Dr. Raj Karnatak, a senior ID fellow, shared what fasting means in the Hindu faith. The Sanskrit word for fast is Upvaas, which means “staying near God”. He shared that in his culture, different foods carry various implications. Food is divided into three categories 1) Sattvic food: fruits, vegetables and dairy. 2) Rajsic food: Spicy food, garlic, onion (Believed to create unrest in mind). 3) Tamsic food: Meat, fish, and eggs (can serve to decrease spiritual enhancement); therefore, fasting often involves abstinence from Rajsic and Tamsic foods. People can fast in different ways in Hinduism – complete abstinence from all food/water, abstinence from only food, limiting intake to just one meal per day, or even abstinence from speaking (Maunvrat). He reminded us that fasting has been used as a political/social justice tool, as Mahatma Gandhi did fasting for human rights.
Nowairah Syed, a teacher at Noor Academy and wife of Dr. Ashraf, shared about fasting in Islam. The fasting month of Ramadan (which means dryness or scorching heat) occurs in the 9th lunar month, with daily fasts (abstaining from food and water) from sunrise to sunset. The daily breaking of fast is called Iftar. Dr. Fadul shared that in Sudan, men would sit outside in the community with food around sunset so that if someone was too weak from fasting to make it inside their homes, they could celebrate Iftar wherever they were at sunset, a testament to the strong sense of community responsibility. Because it is based on the lunar calendar, Ramadan can last for 29-30 days and is at a different time every year. Syed shared that Ramadan is a reminder for Muslims to be better people, both spiritually and physically, refraining from anger and frustration. It is a reminder to exercise patience, understand others and giving to charity. The fast is broken daily with dates and water, and at the end of Ramadan, called Eid, Muslims gather to celebrate with a big Feast.

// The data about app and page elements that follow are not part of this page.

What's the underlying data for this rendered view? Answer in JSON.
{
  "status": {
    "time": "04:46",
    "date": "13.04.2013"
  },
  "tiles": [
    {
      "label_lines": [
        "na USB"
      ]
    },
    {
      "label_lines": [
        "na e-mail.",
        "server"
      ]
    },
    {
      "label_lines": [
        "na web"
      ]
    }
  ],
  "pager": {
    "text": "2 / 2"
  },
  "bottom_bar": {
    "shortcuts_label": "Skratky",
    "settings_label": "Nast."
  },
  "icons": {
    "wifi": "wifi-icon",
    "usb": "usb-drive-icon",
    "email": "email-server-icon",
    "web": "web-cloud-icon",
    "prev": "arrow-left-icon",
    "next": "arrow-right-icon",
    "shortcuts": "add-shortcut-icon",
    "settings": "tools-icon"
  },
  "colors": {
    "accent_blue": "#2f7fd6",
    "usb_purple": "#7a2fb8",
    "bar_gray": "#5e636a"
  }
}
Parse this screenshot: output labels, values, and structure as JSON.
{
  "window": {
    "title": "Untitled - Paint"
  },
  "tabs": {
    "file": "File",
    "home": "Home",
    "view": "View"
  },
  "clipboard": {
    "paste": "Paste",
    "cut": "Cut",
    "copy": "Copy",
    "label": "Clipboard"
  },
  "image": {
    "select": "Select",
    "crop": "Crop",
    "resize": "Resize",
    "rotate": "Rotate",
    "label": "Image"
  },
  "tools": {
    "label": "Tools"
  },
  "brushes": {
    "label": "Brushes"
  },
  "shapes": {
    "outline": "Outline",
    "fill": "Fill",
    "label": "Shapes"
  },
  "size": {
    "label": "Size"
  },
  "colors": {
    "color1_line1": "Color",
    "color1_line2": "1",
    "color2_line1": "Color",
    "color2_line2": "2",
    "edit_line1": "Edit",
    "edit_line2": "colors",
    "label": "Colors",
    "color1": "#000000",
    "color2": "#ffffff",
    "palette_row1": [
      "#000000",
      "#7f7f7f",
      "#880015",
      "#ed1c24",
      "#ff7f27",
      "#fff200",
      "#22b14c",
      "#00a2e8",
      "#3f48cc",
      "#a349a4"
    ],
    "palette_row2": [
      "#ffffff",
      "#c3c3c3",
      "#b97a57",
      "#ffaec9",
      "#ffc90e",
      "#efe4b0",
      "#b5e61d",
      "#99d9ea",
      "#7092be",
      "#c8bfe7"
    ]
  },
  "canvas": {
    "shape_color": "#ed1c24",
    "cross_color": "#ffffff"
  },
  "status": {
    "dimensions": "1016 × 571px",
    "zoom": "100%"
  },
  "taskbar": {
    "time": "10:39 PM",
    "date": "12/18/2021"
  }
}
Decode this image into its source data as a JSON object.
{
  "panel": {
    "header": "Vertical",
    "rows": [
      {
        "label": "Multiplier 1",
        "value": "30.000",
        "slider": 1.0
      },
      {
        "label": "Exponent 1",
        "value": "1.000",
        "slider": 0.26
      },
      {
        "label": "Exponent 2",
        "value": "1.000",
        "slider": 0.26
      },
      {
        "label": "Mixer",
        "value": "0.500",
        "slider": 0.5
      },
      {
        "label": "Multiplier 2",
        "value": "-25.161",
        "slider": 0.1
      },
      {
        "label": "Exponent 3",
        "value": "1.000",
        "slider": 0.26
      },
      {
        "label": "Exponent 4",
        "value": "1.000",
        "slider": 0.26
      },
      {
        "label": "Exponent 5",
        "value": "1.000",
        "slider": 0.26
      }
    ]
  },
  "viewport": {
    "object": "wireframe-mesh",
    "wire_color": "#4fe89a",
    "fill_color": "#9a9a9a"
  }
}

After hearing about fasting in different faiths, there was spirted discussion and sharing as the group waited for sundown at 8:43pm on that evening, then it was time to feast. There was so much food there that everyone was filled and still had enough to take home leftovers. It was an event where after sharing this occasion with friends and colleagues, and learning about different cultures, one left feeling full both physically and spiritually, regardless of individual faith backgrounds.

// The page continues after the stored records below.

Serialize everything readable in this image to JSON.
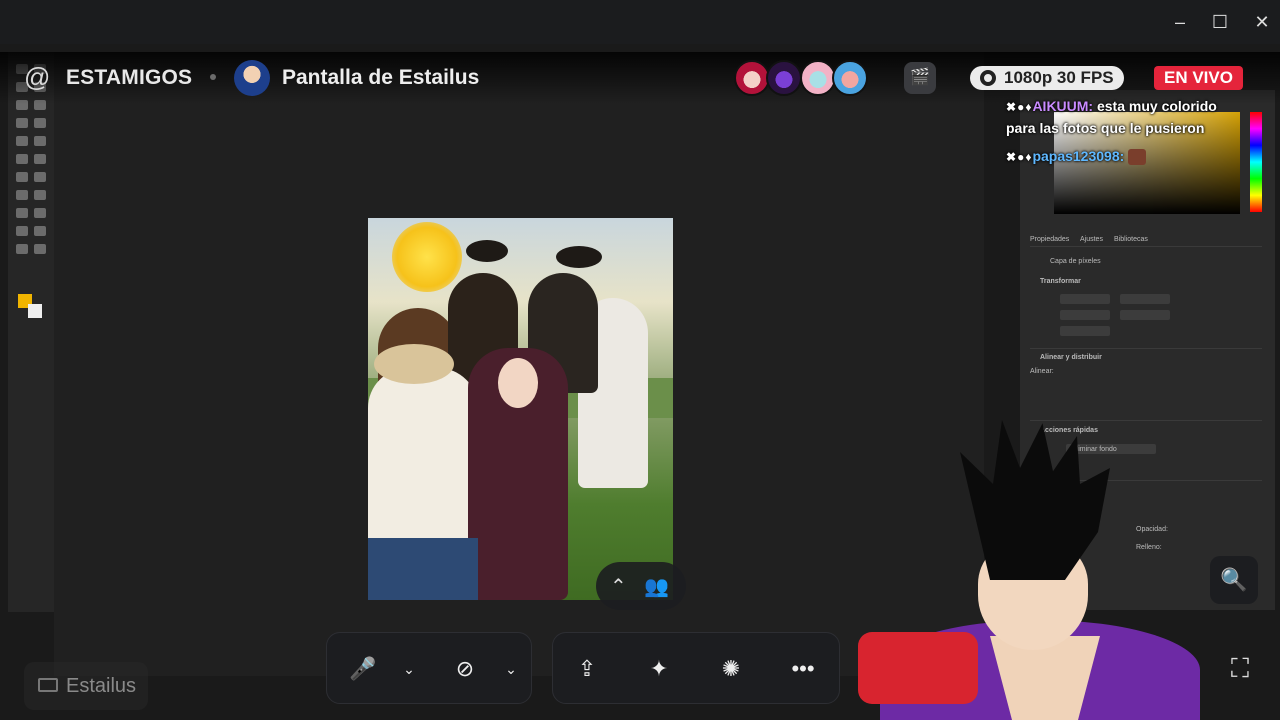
{
  "window": {
    "minimize_icon": "minimize-icon",
    "maximize_icon": "maximize-icon",
    "close_icon": "close-icon"
  },
  "header": {
    "channel_icon": "at-icon",
    "server_name": "ESTAMIGOS",
    "screen_title": "Pantalla de Estailus",
    "activity_icon": "clapperboard-icon",
    "quality": "1080p 30 FPS",
    "live_badge": "EN VIVO",
    "colors": {
      "live": "#e5243b"
    }
  },
  "chat": {
    "messages": [
      {
        "user": "AIKUUM:",
        "text": "esta muy colorido para las fotos que le pusieron"
      },
      {
        "user": "papas123098:",
        "text": ""
      }
    ]
  },
  "photoshop": {
    "tabs": [
      "Propiedades",
      "Ajustes",
      "Bibliotecas"
    ],
    "layer_type": "Capa de píxeles",
    "sections": [
      "Transformar",
      "Alinear y distribuir",
      "Alinear:",
      "Acciones rápidas"
    ],
    "quick_action": "Eliminar fondo",
    "opacity_label": "Opacidad:",
    "fill_label": "Relleno:"
  },
  "controls": {
    "mic_icon": "microphone-icon",
    "camera_icon": "camera-off-icon",
    "share_icon": "screen-share-icon",
    "activities_icon": "activities-icon",
    "soundboard_icon": "soundboard-icon",
    "more_icon": "more-icon",
    "chevron_icon": "chevron-down-icon",
    "expand_icon": "fullscreen-icon",
    "zoom_icon": "zoom-in-icon"
  },
  "self": {
    "name": "Estailus"
  }
}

Drs. Fadul and Ashraf were previously colleagues together at another institution where they created this tradition, and Dr. El-Ramahi joined them here; we are thrilled that they have shared it with us here at UNMC. We hope that in subsequent years the event is even bigger, expanding to the Department of Medicine and beyond, so that more people can share this special occasion, learn about different cultures, and recognize the impact of diversity in our lives.